▸ DESCRIPTION OF THE TASK:
The answer must be one number: how many lines in the records below contain the string "customers".

▸ Stored records:
+++++
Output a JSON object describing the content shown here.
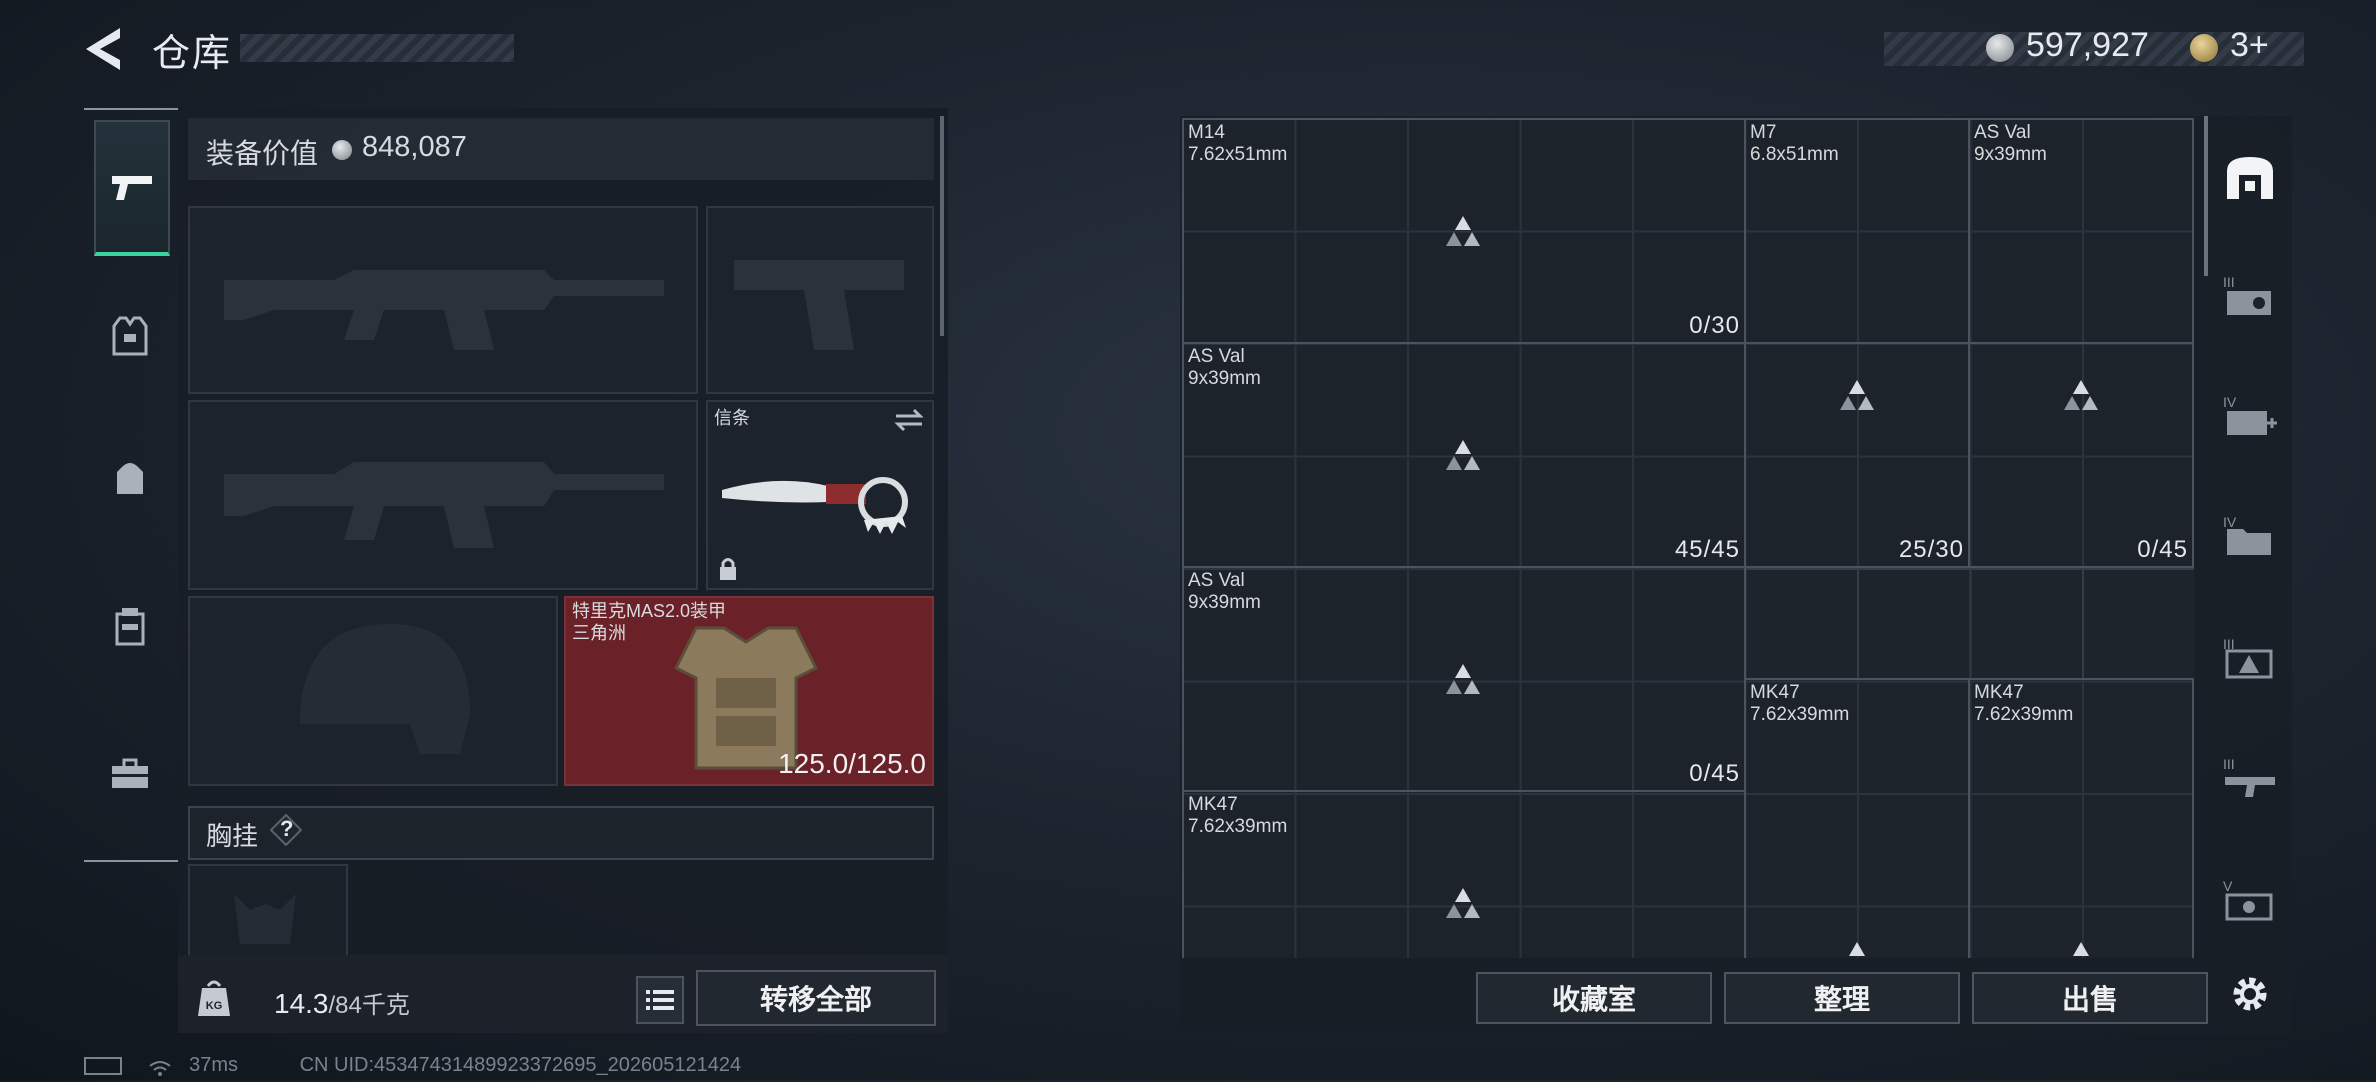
{
  "header": {
    "title": "仓库",
    "back_icon": "back-arrow-icon"
  },
  "currency": {
    "coin_value": "597,927",
    "bond_value": "3+"
  },
  "equipment": {
    "value_label": "装备价值",
    "value": "848,087",
    "melee_label": "信条",
    "armor_name": "特里克MAS2.0装甲",
    "armor_faction": "三角洲",
    "armor_durability": "125.0/125.0",
    "chest_rig_label": "胸挂",
    "help_text": "?"
  },
  "weight": {
    "current": "14.3",
    "max": "/84千克"
  },
  "buttons": {
    "transfer_all": "转移全部",
    "collection": "收藏室",
    "sort": "整理",
    "sell": "出售"
  },
  "status": {
    "ping": "37ms",
    "uid": "CN UID:45347431489923372695_202605121424"
  },
  "storage_items": [
    {
      "name": "M14",
      "caliber": "7.62x51mm",
      "count": "0/30"
    },
    {
      "name": "M7",
      "caliber": "6.8x51mm",
      "count": ""
    },
    {
      "name": "AS Val",
      "caliber": "9x39mm",
      "count": ""
    },
    {
      "name": "AS Val",
      "caliber": "9x39mm",
      "count": "45/45"
    },
    {
      "name": "",
      "caliber": "",
      "count": "25/30"
    },
    {
      "name": "",
      "caliber": "",
      "count": "0/45"
    },
    {
      "name": "AS Val",
      "caliber": "9x39mm",
      "count": "0/45"
    },
    {
      "name": "MK47",
      "caliber": "7.62x39mm",
      "count": ""
    },
    {
      "name": "MK47",
      "caliber": "7.62x39mm",
      "count": ""
    },
    {
      "name": "MK47",
      "caliber": "7.62x39mm",
      "count": ""
    }
  ],
  "side_tabs": [
    "storage-main-icon",
    "tier-3-case-icon",
    "tier-4-medical-icon",
    "tier-4-folder-icon",
    "tier-3-triangle-case-icon",
    "tier-3-gun-case-icon",
    "tier-5-display-case-icon",
    "settings-gear-icon"
  ],
  "colors": {
    "accent": "#3bd4a0",
    "armor_bg": "#6a2228"
  }
}
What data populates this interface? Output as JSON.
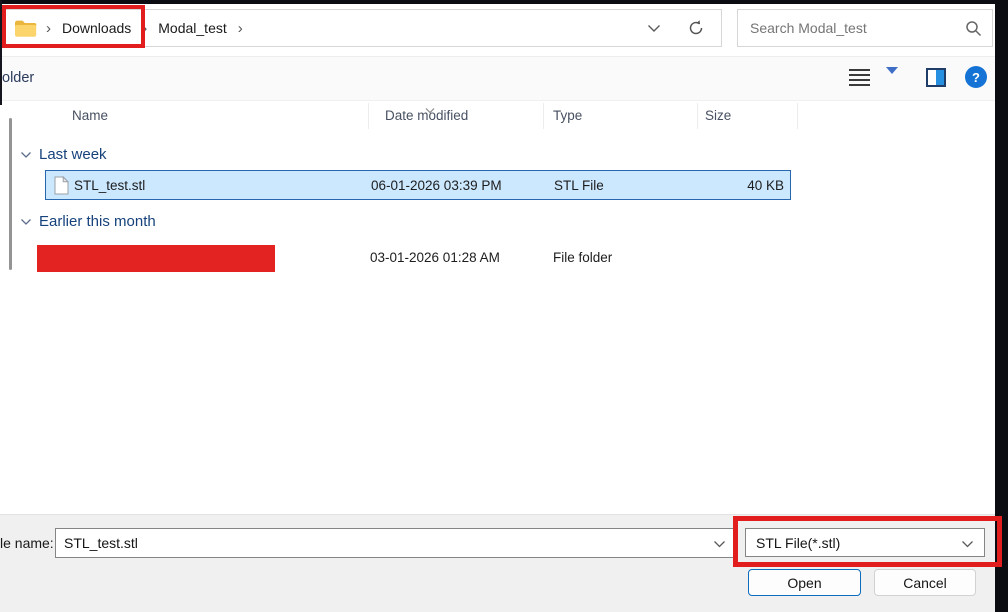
{
  "address_bar": {
    "breadcrumb": {
      "items": [
        "Downloads",
        "Modal_test"
      ]
    },
    "search": {
      "placeholder": "Search Modal_test"
    }
  },
  "toolbar": {
    "new_folder_label": "older"
  },
  "glyphs": {
    "breadcrumb_chevron": "›",
    "help": "?"
  },
  "list": {
    "columns": {
      "name": "Name",
      "date_modified": "Date modified",
      "type": "Type",
      "size": "Size"
    },
    "groups": [
      {
        "label": "Last week",
        "items": [
          {
            "name": "STL_test.stl",
            "date_modified": "06-01-2026 03:39 PM",
            "type": "STL File",
            "size": "40 KB",
            "selected": true
          }
        ]
      },
      {
        "label": "Earlier this month",
        "items": [
          {
            "name": "",
            "redacted": true,
            "date_modified": "03-01-2026 01:28 AM",
            "type": "File folder",
            "size": ""
          }
        ]
      }
    ]
  },
  "footer": {
    "file_name_label": "le name:",
    "file_name_value": "STL_test.stl",
    "file_type_selected": "STL File(*.stl)",
    "open_button": "Open",
    "cancel_button": "Cancel"
  },
  "colors": {
    "annotation_red": "#e11d1d",
    "selection_fill": "#cce8ff",
    "selection_border": "#2866ad",
    "help_icon_blue": "#1573d6",
    "group_header_text": "#16427c"
  }
}
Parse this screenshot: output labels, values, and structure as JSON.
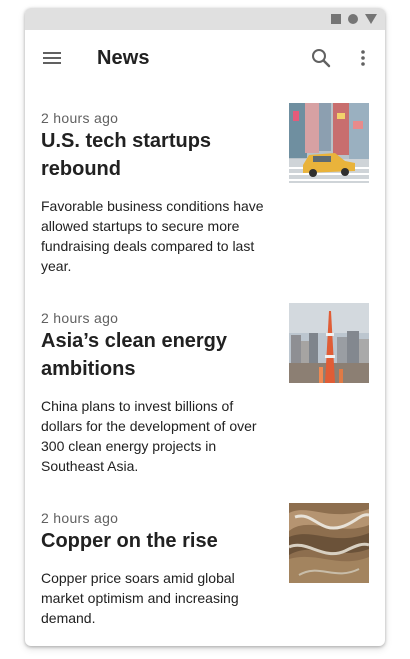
{
  "status_bar": {
    "icons": [
      "square-icon",
      "circle-icon",
      "triangle-icon"
    ]
  },
  "app_bar": {
    "title": "News",
    "menu_icon": "menu-icon",
    "search_icon": "search-icon",
    "more_icon": "more-vert-icon"
  },
  "articles": [
    {
      "time": "2 hours ago",
      "title": "U.S. tech startups rebound",
      "body": "Favorable business conditions have allowed startups to secure more fundraising deals compared to last year."
    },
    {
      "time": "2 hours ago",
      "title": "Asia’s clean energy ambitions",
      "body": "China plans to invest billions of dollars for the development of over 300 clean energy projects in Southeast Asia."
    },
    {
      "time": "2 hours ago",
      "title": "Copper on the rise",
      "body": "Copper price soars amid global market optimism and increasing demand."
    }
  ],
  "colors": {
    "status_bar": "#e0e0e0",
    "status_icons": "#757575",
    "text_primary": "#212121",
    "text_secondary": "#616161"
  }
}
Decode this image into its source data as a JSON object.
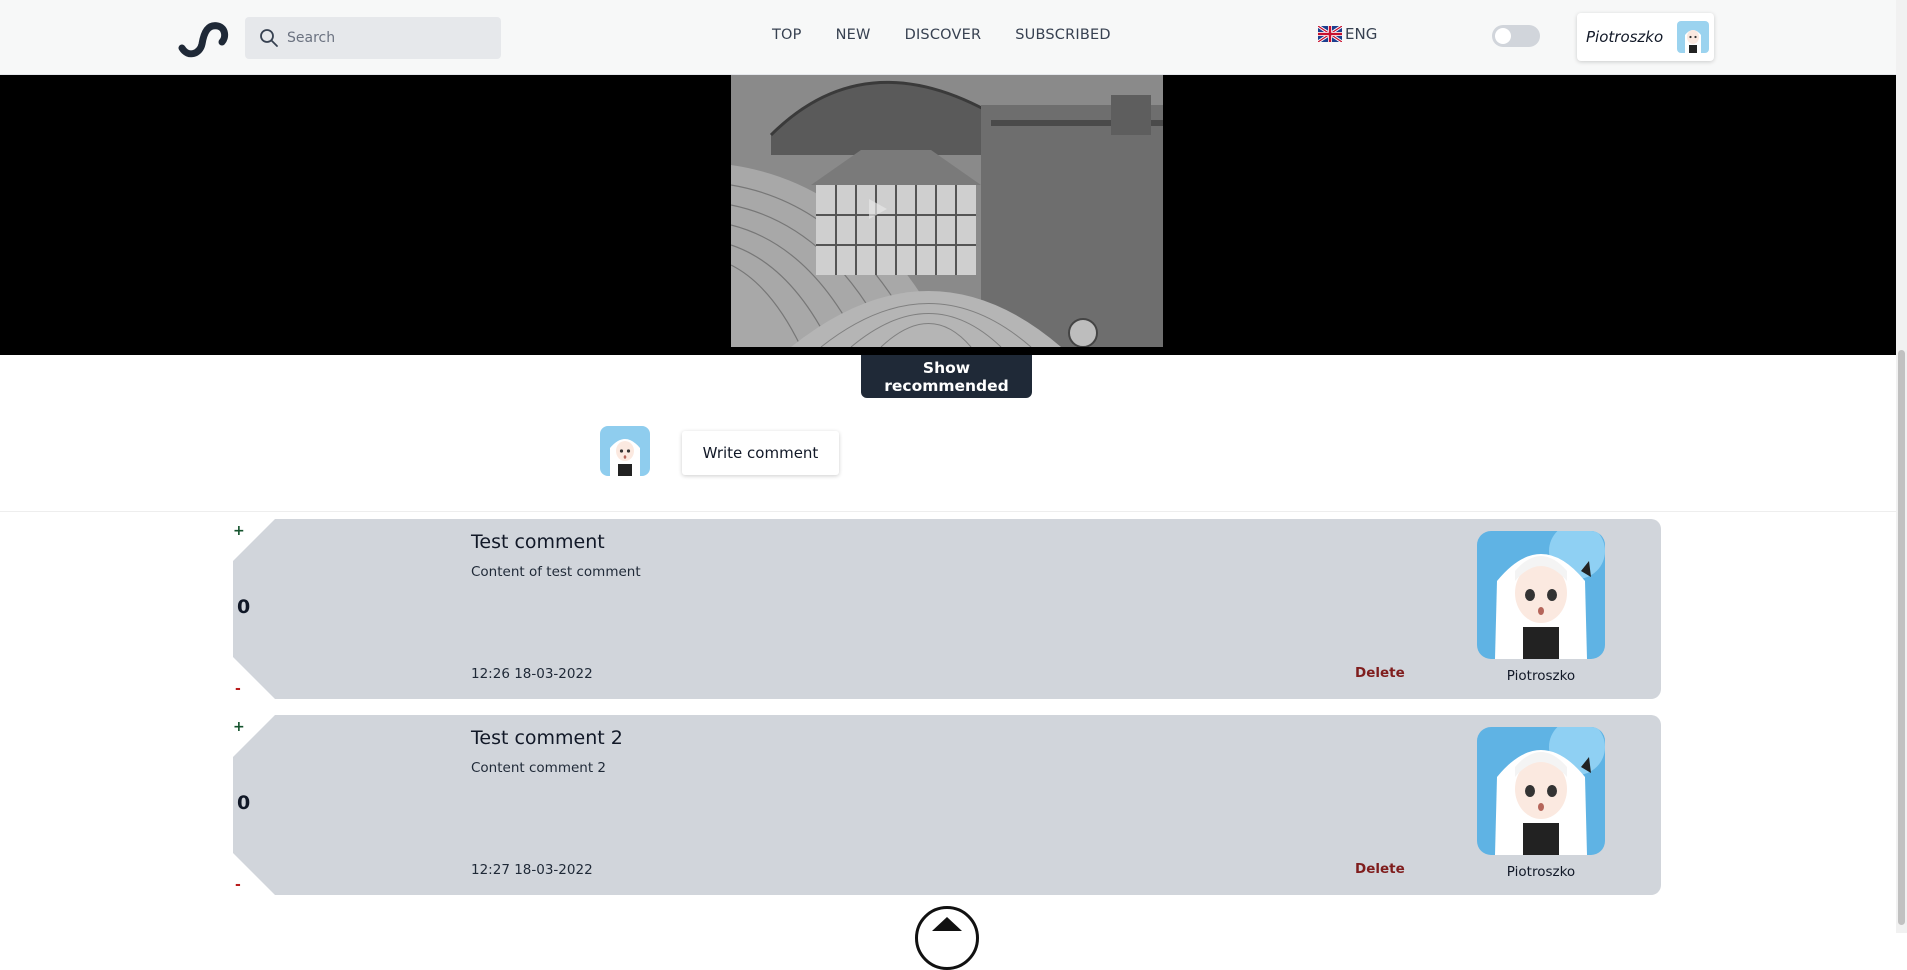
{
  "header": {
    "search_placeholder": "Search",
    "nav": [
      "TOP",
      "NEW",
      "DISCOVER",
      "SUBSCRIBED"
    ],
    "language": "ENG",
    "username": "Piotroszko",
    "theme_toggle_on": false
  },
  "video": {
    "show_recommended_label": "Show recommended"
  },
  "compose": {
    "write_comment_label": "Write comment"
  },
  "comments": [
    {
      "title": "Test comment",
      "content": "Content of test comment",
      "time": "12:26 18-03-2022",
      "score": "0",
      "plus": "+",
      "minus": "-",
      "delete_label": "Delete",
      "author": "Piotroszko"
    },
    {
      "title": "Test comment 2",
      "content": "Content comment 2",
      "time": "12:27 18-03-2022",
      "score": "0",
      "plus": "+",
      "minus": "-",
      "delete_label": "Delete",
      "author": "Piotroszko"
    }
  ],
  "colors": {
    "header_bg": "#f7f8f8",
    "accent_dark": "#1f2937",
    "comment_bg": "#d1d5db",
    "delete": "#7f1d1d",
    "vote_up": "#14532d",
    "vote_down": "#b91c1c"
  },
  "icons": {
    "logo": "wave-logo-icon",
    "search": "search-icon",
    "flag": "uk-flag-icon",
    "scroll_top": "arrow-up-icon"
  }
}
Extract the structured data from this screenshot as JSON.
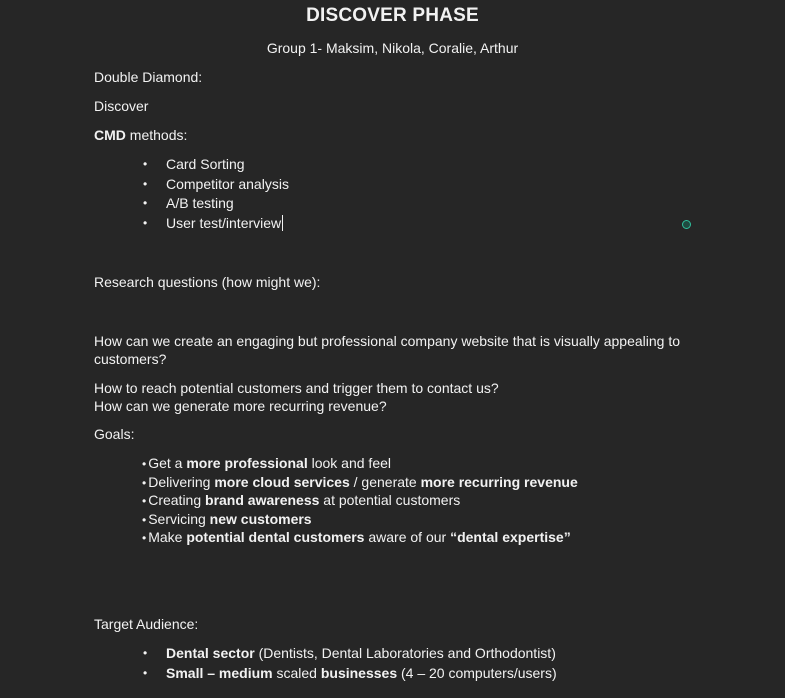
{
  "doc": {
    "title": "DISCOVER PHASE",
    "subtitle": "Group 1- Maksim, Nikola, Coralie, Arthur",
    "double_diamond_label": "Double Diamond:",
    "discover_label": "Discover",
    "cmd_bold": "CMD",
    "cmd_rest": " methods:",
    "bullet_glyph": "•",
    "methods": [
      "Card Sorting",
      "Competitor analysis",
      "A/B testing",
      "User test/interview"
    ],
    "research_label": "Research questions (how might we):",
    "question_1": "How can we create an engaging but professional company website that is visually appealing to customers?",
    "question_2": "How to reach potential customers and trigger them to contact us?",
    "question_3": "How can we generate more recurring revenue?",
    "goals_label": "Goals:",
    "goals": {
      "g1": {
        "a": "Get a ",
        "b": "more professional",
        "c": " look and feel"
      },
      "g2": {
        "a": "Delivering ",
        "b": "more cloud services",
        "c": " / generate ",
        "d": "more recurring revenue"
      },
      "g3": {
        "a": "Creating ",
        "b": "brand awareness",
        "c": " at potential customers"
      },
      "g4": {
        "a": "Servicing ",
        "b": "new customers"
      },
      "g5": {
        "a": "Make ",
        "b": "potential dental customers",
        "c": " aware of our ",
        "d": "“dental expertise”"
      }
    },
    "target_label": "Target Audience:",
    "audience": {
      "a1": {
        "bold": "Dental sector",
        "rest": " (Dentists, Dental Laboratories and Orthodontist)"
      },
      "a2": {
        "bold1": "Small – medium",
        "mid": " scaled ",
        "bold2": "businesses",
        "rest": " (4 – 20 computers/users)"
      }
    }
  },
  "colors": {
    "background": "#262626",
    "text": "#f2f2f2",
    "marker": "#2fbf9c"
  }
}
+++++
▸ TASK RESPONSE:
5